### TASK OBJECTIVE
Search the records below for the string "this", and report each line that contains it.

──────── GIVEN RECORDS

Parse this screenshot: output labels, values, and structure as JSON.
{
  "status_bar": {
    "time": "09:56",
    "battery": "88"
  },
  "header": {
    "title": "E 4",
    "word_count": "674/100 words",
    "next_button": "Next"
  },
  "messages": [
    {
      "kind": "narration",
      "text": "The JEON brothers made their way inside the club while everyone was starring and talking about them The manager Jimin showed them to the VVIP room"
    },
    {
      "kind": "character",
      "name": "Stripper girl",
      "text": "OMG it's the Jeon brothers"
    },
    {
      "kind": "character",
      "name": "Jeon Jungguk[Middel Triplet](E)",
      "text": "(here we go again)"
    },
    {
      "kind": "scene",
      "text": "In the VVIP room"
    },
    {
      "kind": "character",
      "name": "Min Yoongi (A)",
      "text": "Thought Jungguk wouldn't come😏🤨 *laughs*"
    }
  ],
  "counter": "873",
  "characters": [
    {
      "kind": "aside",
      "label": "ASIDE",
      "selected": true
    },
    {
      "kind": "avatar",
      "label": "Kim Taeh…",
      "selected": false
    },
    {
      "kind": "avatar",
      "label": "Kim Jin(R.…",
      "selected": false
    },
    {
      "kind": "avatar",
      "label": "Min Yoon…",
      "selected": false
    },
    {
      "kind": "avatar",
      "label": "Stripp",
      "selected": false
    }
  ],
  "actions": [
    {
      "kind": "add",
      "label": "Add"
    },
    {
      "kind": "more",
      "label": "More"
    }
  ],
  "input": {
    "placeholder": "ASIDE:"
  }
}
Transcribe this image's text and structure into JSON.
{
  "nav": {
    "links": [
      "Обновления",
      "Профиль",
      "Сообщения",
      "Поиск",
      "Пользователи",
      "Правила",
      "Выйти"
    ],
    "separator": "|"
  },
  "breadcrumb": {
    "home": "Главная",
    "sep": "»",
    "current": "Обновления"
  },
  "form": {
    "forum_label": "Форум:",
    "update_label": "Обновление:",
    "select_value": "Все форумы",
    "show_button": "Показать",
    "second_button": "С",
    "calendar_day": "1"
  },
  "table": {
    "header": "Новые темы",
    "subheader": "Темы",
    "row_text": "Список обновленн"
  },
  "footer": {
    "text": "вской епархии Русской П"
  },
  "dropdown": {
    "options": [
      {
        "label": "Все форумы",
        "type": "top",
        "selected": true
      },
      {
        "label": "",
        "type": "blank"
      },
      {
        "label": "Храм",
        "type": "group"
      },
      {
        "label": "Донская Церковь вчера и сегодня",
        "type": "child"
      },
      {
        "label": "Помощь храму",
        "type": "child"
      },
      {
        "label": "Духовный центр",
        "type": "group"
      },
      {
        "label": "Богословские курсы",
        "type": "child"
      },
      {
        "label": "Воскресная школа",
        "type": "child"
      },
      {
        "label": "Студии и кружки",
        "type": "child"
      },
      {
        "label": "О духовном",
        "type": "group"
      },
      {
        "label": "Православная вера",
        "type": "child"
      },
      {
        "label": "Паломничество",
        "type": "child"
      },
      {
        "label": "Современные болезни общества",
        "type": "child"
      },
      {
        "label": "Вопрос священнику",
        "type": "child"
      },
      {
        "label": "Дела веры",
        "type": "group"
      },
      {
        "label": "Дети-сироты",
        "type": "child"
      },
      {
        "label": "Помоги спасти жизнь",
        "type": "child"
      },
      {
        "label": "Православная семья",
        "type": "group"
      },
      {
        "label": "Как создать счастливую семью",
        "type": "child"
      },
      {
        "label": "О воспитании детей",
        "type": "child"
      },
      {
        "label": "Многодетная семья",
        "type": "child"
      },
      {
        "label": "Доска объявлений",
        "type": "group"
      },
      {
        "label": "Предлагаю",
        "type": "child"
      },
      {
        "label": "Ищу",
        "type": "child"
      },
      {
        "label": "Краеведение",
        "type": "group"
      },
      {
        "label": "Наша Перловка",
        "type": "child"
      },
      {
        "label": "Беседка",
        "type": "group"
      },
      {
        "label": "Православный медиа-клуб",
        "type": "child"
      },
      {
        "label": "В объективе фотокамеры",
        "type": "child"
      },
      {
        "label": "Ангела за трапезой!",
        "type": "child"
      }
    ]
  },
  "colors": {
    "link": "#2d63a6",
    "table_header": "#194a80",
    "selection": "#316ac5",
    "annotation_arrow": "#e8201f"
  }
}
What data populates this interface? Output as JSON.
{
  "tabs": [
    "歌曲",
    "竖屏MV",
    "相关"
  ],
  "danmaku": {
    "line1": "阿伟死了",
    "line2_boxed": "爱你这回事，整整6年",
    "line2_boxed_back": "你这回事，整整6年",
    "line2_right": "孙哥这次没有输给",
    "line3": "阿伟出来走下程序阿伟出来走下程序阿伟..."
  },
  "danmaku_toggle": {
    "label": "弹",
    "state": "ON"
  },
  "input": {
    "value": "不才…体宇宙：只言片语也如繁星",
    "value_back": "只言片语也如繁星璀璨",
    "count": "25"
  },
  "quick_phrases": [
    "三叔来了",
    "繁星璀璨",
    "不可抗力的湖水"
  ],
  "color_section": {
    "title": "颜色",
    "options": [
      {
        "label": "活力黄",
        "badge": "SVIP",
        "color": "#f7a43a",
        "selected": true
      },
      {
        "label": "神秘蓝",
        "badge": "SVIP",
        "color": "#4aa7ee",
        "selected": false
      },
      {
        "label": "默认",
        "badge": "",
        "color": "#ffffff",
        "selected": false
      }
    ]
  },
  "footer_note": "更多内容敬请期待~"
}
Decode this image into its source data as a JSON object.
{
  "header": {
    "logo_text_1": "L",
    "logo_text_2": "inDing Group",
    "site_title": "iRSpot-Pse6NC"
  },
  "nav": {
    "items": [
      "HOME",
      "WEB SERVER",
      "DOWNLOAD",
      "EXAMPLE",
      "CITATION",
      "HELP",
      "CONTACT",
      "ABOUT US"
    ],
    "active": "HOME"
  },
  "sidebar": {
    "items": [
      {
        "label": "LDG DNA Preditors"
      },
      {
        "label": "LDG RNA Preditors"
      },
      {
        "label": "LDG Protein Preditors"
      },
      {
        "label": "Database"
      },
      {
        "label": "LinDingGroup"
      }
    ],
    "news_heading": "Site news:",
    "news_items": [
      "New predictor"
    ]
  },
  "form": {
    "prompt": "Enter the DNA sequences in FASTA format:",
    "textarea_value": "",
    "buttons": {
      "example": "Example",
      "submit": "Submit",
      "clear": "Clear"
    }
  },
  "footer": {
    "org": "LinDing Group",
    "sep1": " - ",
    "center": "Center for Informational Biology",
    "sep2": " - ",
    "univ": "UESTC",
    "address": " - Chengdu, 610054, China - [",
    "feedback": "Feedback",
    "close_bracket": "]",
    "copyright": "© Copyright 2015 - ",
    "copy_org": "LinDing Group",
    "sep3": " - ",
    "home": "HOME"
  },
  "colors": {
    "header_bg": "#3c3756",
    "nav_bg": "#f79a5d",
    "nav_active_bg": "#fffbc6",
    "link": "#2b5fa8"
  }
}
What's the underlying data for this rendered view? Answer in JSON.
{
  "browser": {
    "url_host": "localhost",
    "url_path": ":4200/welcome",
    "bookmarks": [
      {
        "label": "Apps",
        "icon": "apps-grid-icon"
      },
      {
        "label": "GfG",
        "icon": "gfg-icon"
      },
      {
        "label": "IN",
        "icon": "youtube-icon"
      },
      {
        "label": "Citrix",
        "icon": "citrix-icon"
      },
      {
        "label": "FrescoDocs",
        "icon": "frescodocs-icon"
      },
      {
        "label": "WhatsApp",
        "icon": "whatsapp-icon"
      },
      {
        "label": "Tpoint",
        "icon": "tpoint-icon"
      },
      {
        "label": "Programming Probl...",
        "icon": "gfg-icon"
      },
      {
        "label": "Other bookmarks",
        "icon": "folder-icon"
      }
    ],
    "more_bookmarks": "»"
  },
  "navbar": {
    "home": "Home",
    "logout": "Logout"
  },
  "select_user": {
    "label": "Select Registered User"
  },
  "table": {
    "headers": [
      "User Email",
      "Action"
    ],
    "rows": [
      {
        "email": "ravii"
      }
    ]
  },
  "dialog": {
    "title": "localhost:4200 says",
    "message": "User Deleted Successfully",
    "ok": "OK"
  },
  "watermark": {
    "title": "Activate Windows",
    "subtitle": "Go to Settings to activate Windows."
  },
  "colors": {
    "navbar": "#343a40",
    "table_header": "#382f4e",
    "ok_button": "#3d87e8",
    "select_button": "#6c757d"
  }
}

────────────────

### EXERCISE RESPONSE
Parse this screenshot: output labels, values, and structure as JSON.
Transcribe this image's text and structure into JSON.
What data populates this interface? Output as JSON.
Decode this image into its source data as a JSON object.
What's the underlying data for this rendered view? Answer in JSON.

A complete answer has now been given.